Activity: If a line of the data below holds the word "available", list it.

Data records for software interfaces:

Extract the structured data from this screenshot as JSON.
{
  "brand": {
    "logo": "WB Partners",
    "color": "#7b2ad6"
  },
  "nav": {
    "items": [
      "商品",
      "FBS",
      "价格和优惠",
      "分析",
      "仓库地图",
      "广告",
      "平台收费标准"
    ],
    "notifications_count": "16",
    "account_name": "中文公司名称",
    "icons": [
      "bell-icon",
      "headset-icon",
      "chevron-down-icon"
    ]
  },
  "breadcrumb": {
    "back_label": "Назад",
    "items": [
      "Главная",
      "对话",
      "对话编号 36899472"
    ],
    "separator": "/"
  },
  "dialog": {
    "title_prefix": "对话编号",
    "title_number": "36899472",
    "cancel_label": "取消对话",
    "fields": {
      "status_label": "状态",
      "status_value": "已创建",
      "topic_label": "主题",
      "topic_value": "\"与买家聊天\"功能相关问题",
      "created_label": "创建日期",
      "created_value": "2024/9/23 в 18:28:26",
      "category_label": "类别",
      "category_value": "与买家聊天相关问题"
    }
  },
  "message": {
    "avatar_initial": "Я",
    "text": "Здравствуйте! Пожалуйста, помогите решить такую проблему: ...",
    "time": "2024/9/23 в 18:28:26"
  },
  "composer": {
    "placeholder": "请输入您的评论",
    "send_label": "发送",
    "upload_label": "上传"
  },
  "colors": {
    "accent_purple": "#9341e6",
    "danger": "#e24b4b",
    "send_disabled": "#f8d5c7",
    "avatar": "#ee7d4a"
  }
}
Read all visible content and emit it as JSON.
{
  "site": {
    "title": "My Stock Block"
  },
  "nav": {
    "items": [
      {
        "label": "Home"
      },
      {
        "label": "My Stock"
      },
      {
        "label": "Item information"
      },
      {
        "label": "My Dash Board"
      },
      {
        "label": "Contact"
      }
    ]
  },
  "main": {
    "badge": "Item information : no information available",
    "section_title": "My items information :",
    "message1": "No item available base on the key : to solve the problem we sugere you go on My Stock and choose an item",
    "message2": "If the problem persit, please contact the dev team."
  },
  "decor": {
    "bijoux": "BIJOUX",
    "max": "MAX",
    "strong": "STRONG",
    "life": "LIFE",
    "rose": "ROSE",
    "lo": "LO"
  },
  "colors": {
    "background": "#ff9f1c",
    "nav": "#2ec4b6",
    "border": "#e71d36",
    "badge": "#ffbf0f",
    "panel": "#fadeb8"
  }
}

Result:
    "badge": "Item information : no information available",
    "message1": "No item available base on the key : to solve the problem we sugere you go on My Stock and choose an item",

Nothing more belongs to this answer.